Something else that became apparent to us at the airport was that there are shops here such as supermarkets and other places where you can buy almost anything. This is noteworthy only because shops really didn’t exist as such in India. There were traders operating from small shop like premises and there were carts on the streets with fruit and the like but not once, for example, did we see a supermarket or any other regular shop anywhere in India. If India was a third world country, then we are most definitely back in the developed first world here in Hong Kong.

Our hostel is located on the elevenths floor (although it doesn’t seem to be actually much higher than about the seventh floor, we have quite figured this out yet) in a very busy part of town that is very reminiscent of New York’s Time Square. Lots of neon lights toting western goods and services light up the night’s sky and thousands of people are coming and going down on the street below. The one big advantage of our room being so high up is that we can hear no noise from the street.

Our hostel room is one of a half dozen or more that occupy this entire floor. There is another series of rooms a few floors above us where we actually checked in. The conditions are very close and cramped but spotlessly clean and we have little to complain about. It almost feels like a cubicle in our room, which is a tad more than two metres wide and about five metres in length. About a quarter of the floor space has been walled off behind which is a very petite bathroom with a half bath, toilet and vanity basin. We do have a very quiet A/C unit, which is nice, even if it does seem like it’s struggling to generate cool air, and there is a small TV also. The two small beds are separated in the middle by a small bedside unit. All in all, it’s a very comfortable room but probably not to the liking of anyone who might be even just a little bit claustrophobic.

After spending the past few weeks living off a very limit variety in our diet, we decided that we should take immediate advantage of the wide variety of food outlets in this part of town. The cow is not so holy here and so a nice, big, juicy stake was somewhere to be found, looking to be utterly devoured. We found it at an Outback Steakhouse just opposite our building. I don’t think I’ve ever tasted such a beautiful piece of meat before – certainly I’ve never longed for one quite as much. We will do our best to sample some of the local cuisine but this prolonged absence of beef just begged to be put and end to and we were not going to wait any longer. We reckon that we must have chosen a particularly expensive restaurant, as the total bill for the meal came to HK$440 ($60) after the mandatory ten percent service charge. That made this meal more expensive than it probably would have cost in America but we really didn’t care.

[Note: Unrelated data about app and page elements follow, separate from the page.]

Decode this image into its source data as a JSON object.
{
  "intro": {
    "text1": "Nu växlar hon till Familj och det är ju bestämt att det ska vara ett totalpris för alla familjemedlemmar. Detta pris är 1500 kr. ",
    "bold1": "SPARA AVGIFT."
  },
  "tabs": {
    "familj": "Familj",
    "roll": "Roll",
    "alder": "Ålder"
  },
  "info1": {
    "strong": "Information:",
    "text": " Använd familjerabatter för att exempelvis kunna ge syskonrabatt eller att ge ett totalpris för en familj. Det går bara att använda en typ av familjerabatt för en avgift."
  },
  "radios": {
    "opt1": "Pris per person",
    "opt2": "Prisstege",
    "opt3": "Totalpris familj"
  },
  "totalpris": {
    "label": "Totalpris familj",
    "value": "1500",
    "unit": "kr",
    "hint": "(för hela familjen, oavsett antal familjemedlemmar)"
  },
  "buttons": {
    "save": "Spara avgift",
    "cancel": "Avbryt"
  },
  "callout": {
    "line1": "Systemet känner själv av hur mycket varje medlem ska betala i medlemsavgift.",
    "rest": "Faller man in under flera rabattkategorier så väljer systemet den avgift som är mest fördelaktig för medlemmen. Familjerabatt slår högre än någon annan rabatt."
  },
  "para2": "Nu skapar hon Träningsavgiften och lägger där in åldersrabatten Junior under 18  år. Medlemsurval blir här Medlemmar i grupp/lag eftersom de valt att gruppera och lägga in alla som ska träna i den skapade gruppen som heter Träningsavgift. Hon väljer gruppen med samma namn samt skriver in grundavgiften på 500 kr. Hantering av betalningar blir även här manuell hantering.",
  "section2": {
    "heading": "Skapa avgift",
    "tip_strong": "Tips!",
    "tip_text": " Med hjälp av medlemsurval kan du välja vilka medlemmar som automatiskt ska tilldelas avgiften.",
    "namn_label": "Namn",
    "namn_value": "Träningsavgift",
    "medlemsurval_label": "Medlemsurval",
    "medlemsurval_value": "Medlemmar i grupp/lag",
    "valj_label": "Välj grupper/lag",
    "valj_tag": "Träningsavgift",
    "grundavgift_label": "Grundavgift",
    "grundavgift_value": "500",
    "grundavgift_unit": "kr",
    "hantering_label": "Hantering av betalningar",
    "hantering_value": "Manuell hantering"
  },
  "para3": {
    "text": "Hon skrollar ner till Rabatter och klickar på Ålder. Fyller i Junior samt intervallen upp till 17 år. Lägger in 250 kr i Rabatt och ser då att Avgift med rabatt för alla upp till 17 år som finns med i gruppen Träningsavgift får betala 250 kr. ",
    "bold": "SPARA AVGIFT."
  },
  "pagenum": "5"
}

Our budget for Hong Kong is $200 per day. After spending HK$320 ($43,25) for the room, HK$80 ($10,80) for the bus ride into town, HK$100 ($13,50) for a new Hong Kong SIM card for the mobile phone, HK$125 ($16,90) for some sundries at the airport and HK$440 ($60) for a really nice meal, our total for today has come to HK$1065 ($144). That puts us ahead of the game already.